“In a newly-surfaced interview from 2020, Rep. George Santos said he was a volleyball star at Baruch College in New York, and he claimed he received two knee replacements because of volleyball. The Morning Joe panel discusses.”
“Special effects dominate this sequel to the 1985 smash undead thriller, where once again the dead are brought back to life, this time in a small town cemetery. When two boys open a steel drum belonging to the army, they accidentally release mysterious gases that have a supernatural effect on the corpses buried beneath them. Starring Dana Ashbrook (“Twin Peaks”). MPAA Rating: R (c) 1987 Warner Bros. All Rights Reserved.”
Hopefully, this isn’t another age restricted movie…I quite liked this one.
“Are we really talking about women’s right to vote again? Some people on the right certainly want us to. I honestly don’t know how these people justify themselves but we’ll listen to a bit of their reasoning here. We also talk about some of my favorite Star Trek episodes and why AA/NA is not the best choice for any recovering addict.”
It is no coincidence that abortion protection was shot down at the federal level…
…That segment of the population is attacking human rights…They want extreme restrictions.
Taking away voting rights for women, is only logical in pursuit of that goal.
“Richard Grannon is a specialist in narcissism and known for his practical approach to psychology and philosophy. He is the author of ‘A Cult of One: How to Deprogram Yourself from Narcissistic Abuse’ available here: https://www.amazon.com/gp/product/154453356X“
“Sebastian Croft, an actor on Netflix’s LGBTQ teen drama Heartstopper, is getting cancelled on Twitter since it’s been announced he is a voice actor in Hogwarts Legacy. Despite apologizing, and despite recording the part THREE YEARS AGO, his loving fans are now eating him alive.”
“Gospel of Mark is the most influential piece of literature from the ancient world. Even though Paul’s letters are written earlier, they offer us no “Jesus Story.” Mark is our earliest narrative presentation of the figure of Jesus. However, it is purposely constructed as a “riddle, wrapped in a mystery, inside an enigma.” And even though it is now embedded in the New Testament, it is essentially lost and forgotten.
Matthew and Luke are essentially “rewritten Mark.” These writers use Mark as their main source, but utterly deconstruct and, as a result, essentially “destroy” it. Even though they incorporate up to 80% of Mark as their core story—once edited and embedded in their narrative, Mark as Mark basically ceases to exist. In that sense it has remained “unread” for the past two millennia.
Mark is in fact a kind of anti-gospel or counter-gospel. It could even be seen as “anti-Christian.” It stands in opposition to the master narrative of the Jesus Story that becomes the heart and core of the Christian Gospel—cobbled together from Matthew, Luke, and John—and the early Christian Creeds, all of whom completely lose—and even reject—Mark’s presentation.

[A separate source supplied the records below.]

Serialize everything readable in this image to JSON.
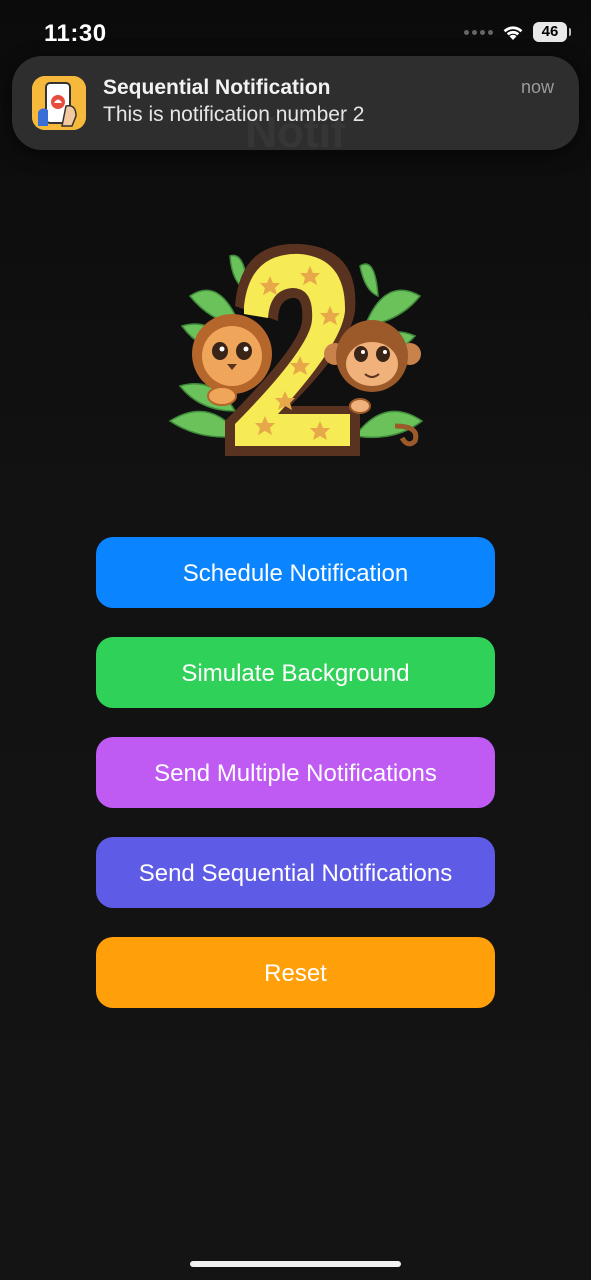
{
  "status_bar": {
    "time": "11:30",
    "battery": "46",
    "icons": [
      "cellular-signal-icon",
      "wifi-icon",
      "battery-icon"
    ]
  },
  "page": {
    "title": "Notif"
  },
  "notification": {
    "app_icon": "notification-app-icon",
    "title": "Sequential Notification",
    "body": "This is notification number 2",
    "time": "now"
  },
  "illustration": {
    "description_icon": "number-two-jungle-illustration"
  },
  "buttons": [
    {
      "label": "Schedule Notification",
      "color": "#0a84ff"
    },
    {
      "label": "Simulate Background",
      "color": "#30d158"
    },
    {
      "label": "Send Multiple Notifications",
      "color": "#bf5af2"
    },
    {
      "label": "Send Sequential Notifications",
      "color": "#5e5ce6"
    },
    {
      "label": "Reset",
      "color": "#ff9f0a"
    }
  ]
}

In this course Dr. Tabor pulls Mark out of the New Testament, strips it from later forms of orthodox and dogmatic Christianity, and places it in its original historical context—as a post-War apocalyptic treatise following the destruction of Jerusalem. Its view of God, of Israel, and of the Messiah, is utterly opposite to and opposed to what emerged as early Christianity.
The focus of the course is a detailed exposition of the Mark as Mark. Mark is a skillfully constructed as a three-part drama, with clear literary motifs that move the story along in very carefully worked out directions, ending with a dead messiah, forsaken by God, his contemporary Jewish culture, and even his closest followers and disciples. The reader is left alone at the end, to try and sort out what it all means, with no direction home. And yet, embedded in the narrative, is a certain “understanding” of the message, but only for those who have eyes to see and ears to hear.

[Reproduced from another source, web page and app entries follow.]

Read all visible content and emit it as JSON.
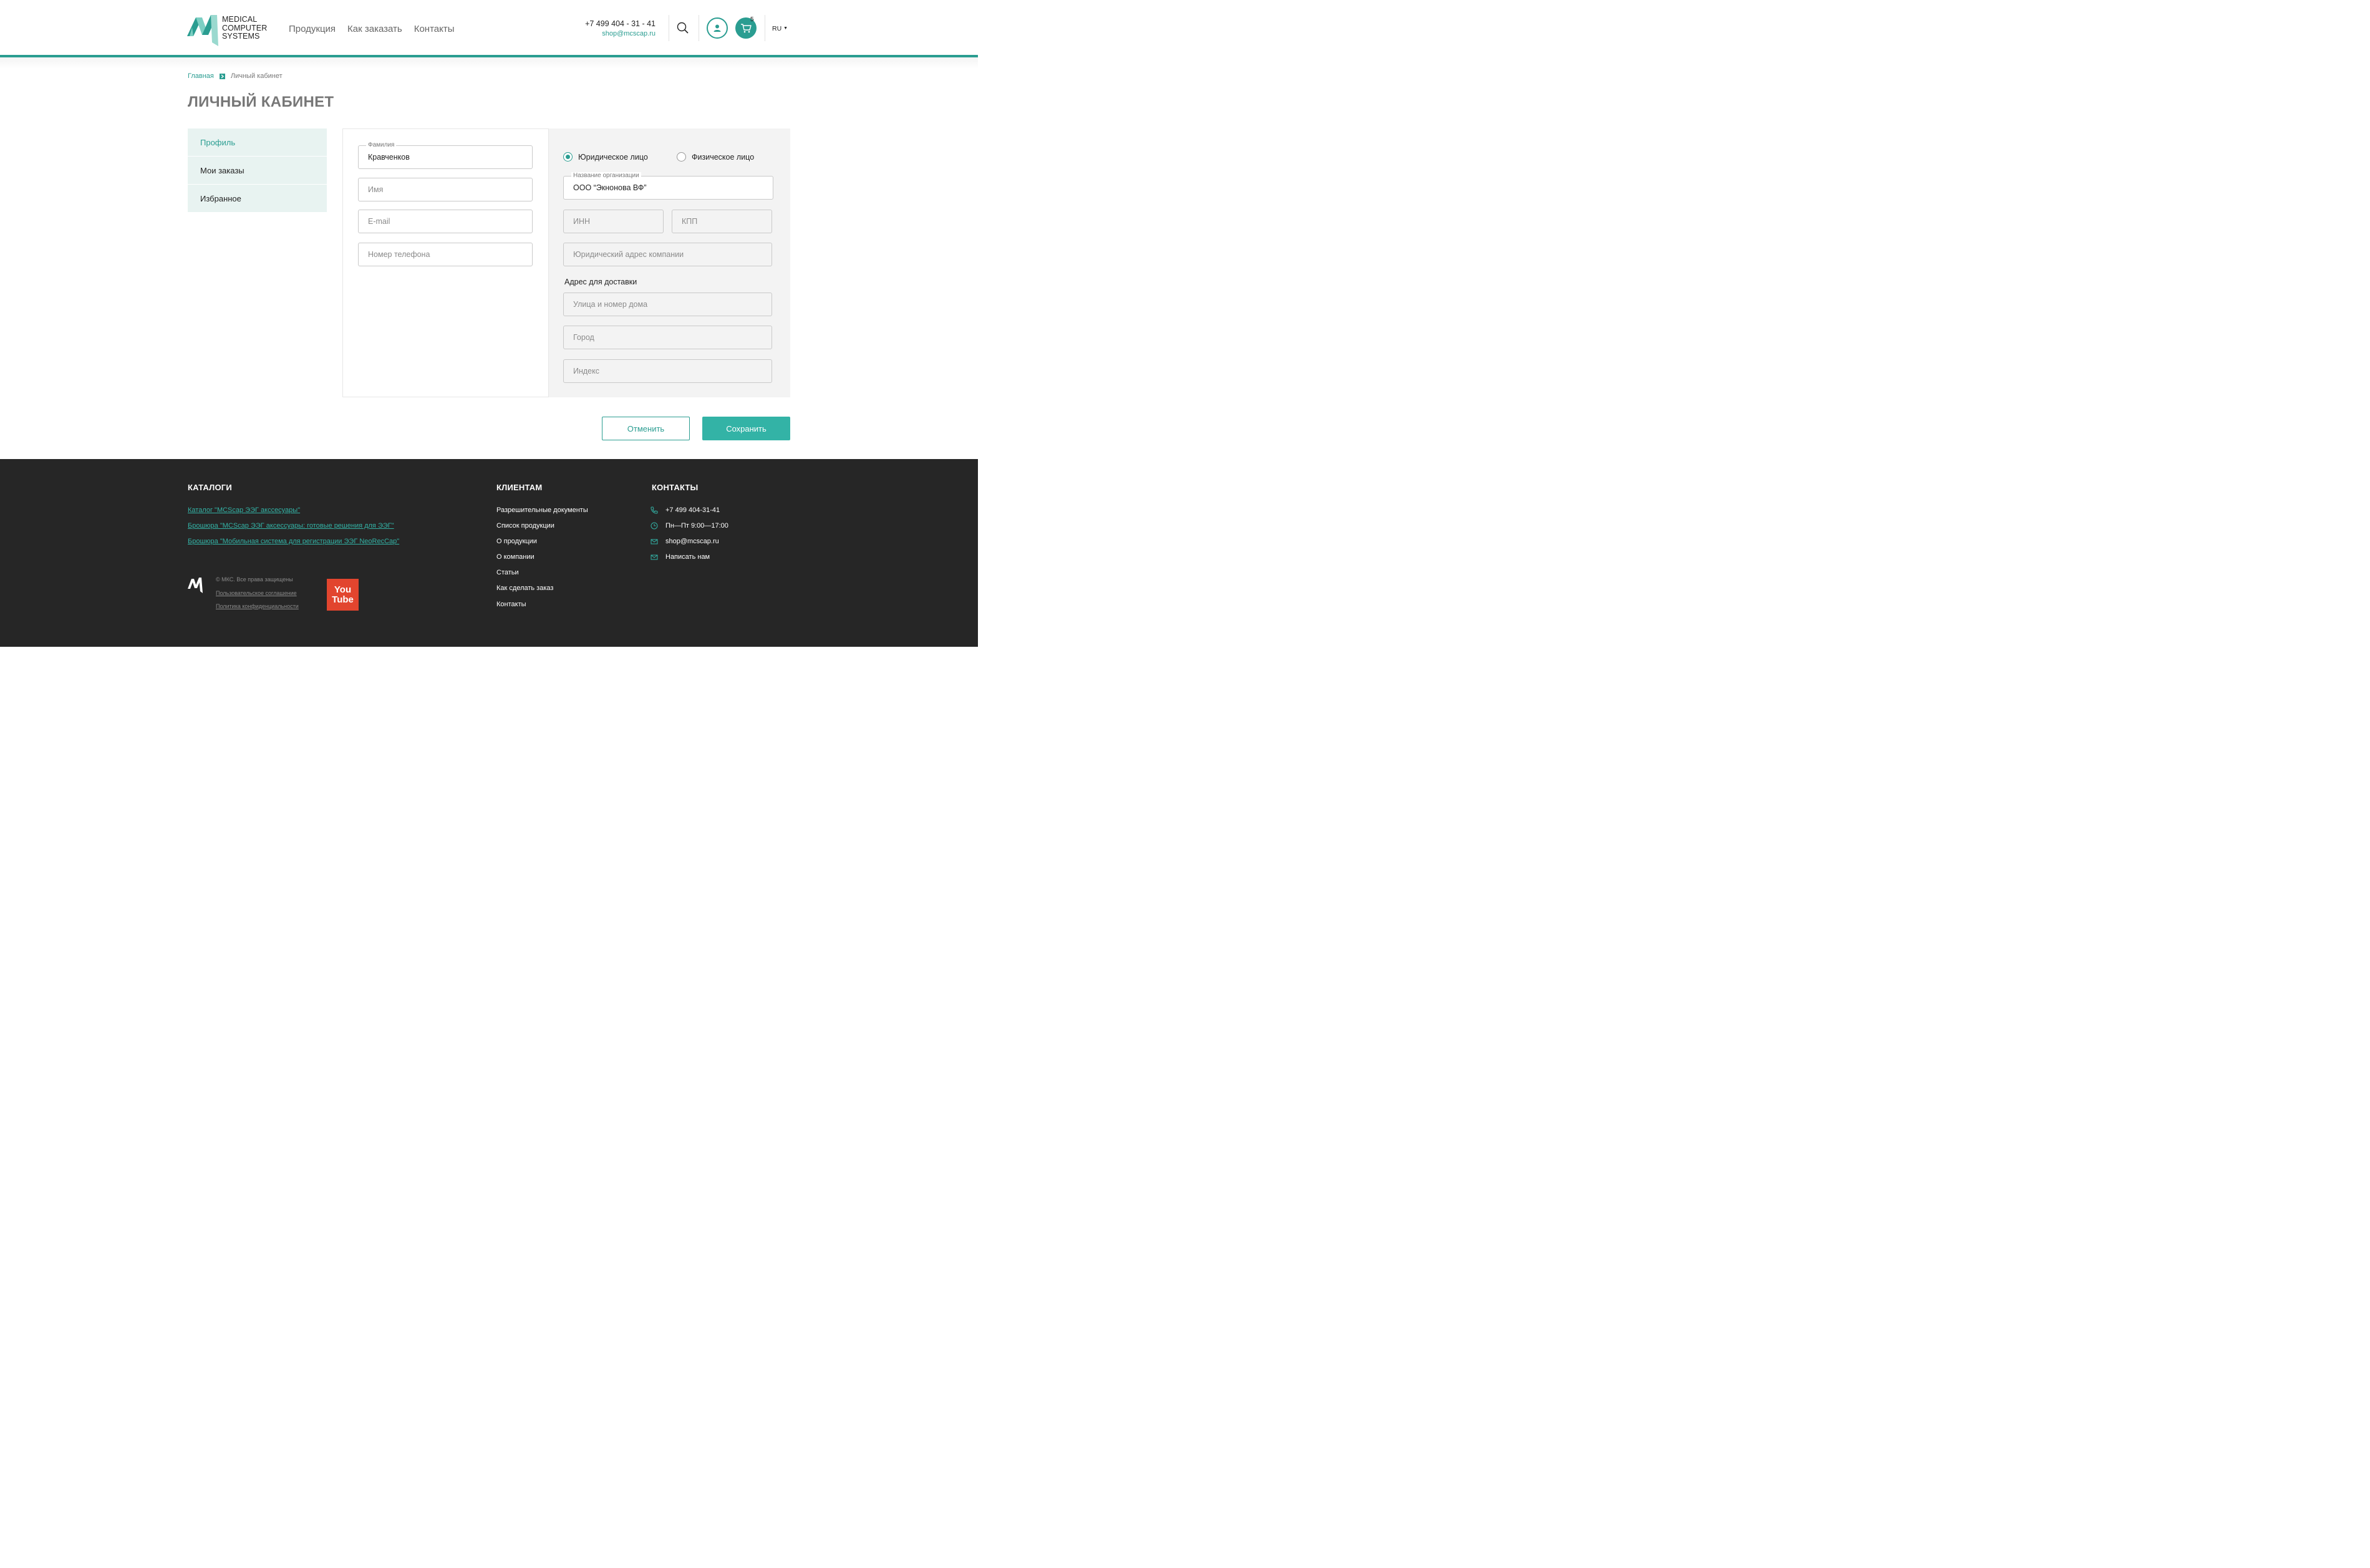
{
  "brand": {
    "logo_line1": "MEDICAL",
    "logo_line2": "COMPUTER",
    "logo_line3": "SYSTEMS",
    "accent_color": "#2a9d91",
    "button_color": "#33b3a6"
  },
  "nav": {
    "products": "Продукция",
    "how_to_order": "Как заказать",
    "contacts": "Контакты"
  },
  "header": {
    "phone": "+7 499 404 - 31 - 41",
    "email": "shop@mcscap.ru",
    "cart_count": "5",
    "lang": "RU",
    "icons": [
      "search-icon",
      "user-icon",
      "cart-icon",
      "chevron-down-icon"
    ]
  },
  "breadcrumb": {
    "home": "Главная",
    "current": "Личный кабинет"
  },
  "page_title": "ЛИЧНЫЙ КАБИНЕТ",
  "sidebar": {
    "items": [
      {
        "label": "Профиль"
      },
      {
        "label": "Мои заказы"
      },
      {
        "label": "Избранное"
      }
    ]
  },
  "personal": {
    "surname_label": "Фамилия",
    "surname_value": "Кравченков",
    "name_placeholder": "Имя",
    "email_placeholder": "E-mail",
    "phone_placeholder": "Номер телефона"
  },
  "company": {
    "radio_legal": "Юридическое лицо",
    "radio_individual": "Физическое лицо",
    "org_label": "Название организации",
    "org_value": "ООО “Экнонова ВФ”",
    "inn_placeholder": "ИНН",
    "kpp_placeholder": "КПП",
    "legal_address_placeholder": "Юридический адрес компании",
    "delivery_title": "Адрес для доставки",
    "street_placeholder": "Улица и номер дома",
    "city_placeholder": "Город",
    "index_placeholder": "Индекс"
  },
  "actions": {
    "cancel": "Отменить",
    "save": "Сохранить"
  },
  "footer": {
    "catalogs_title": "КАТАЛОГИ",
    "catalogs": [
      "Каталог \"MCScap ЭЭГ акссесуары\"",
      "Брошюра \"MCScap ЭЭГ аксессуары: готовые решения для ЭЭГ\"",
      "Брошюра \"Мобильная система для регистрации ЭЭГ NeoRecCap\""
    ],
    "clients_title": "КЛИЕНТАМ",
    "clients": [
      "Разрешительные документы",
      "Список продукции",
      "О продукции",
      "О компании",
      "Статьи",
      "Как сделать заказ",
      "Контакты"
    ],
    "contacts_title": "КОНТАКТЫ",
    "contacts": [
      {
        "icon": "phone-icon",
        "text": "+7 499 404-31-41"
      },
      {
        "icon": "clock-icon",
        "text": "Пн—Пт 9:00—17:00"
      },
      {
        "icon": "mail-icon",
        "text": "shop@mcscap.ru"
      },
      {
        "icon": "mail-icon",
        "text": "Написать нам"
      }
    ],
    "copyright": "© МКС. Все права защищены",
    "user_agreement": "Пользовательское соглашение",
    "privacy_policy": "Политика конфиденциальности",
    "youtube_line1": "You",
    "youtube_line2": "Tube"
  }
}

Dr. Tabor did his Ph.D. at the University of Chicago with three towering figures in the field of the academic study of early Christianity”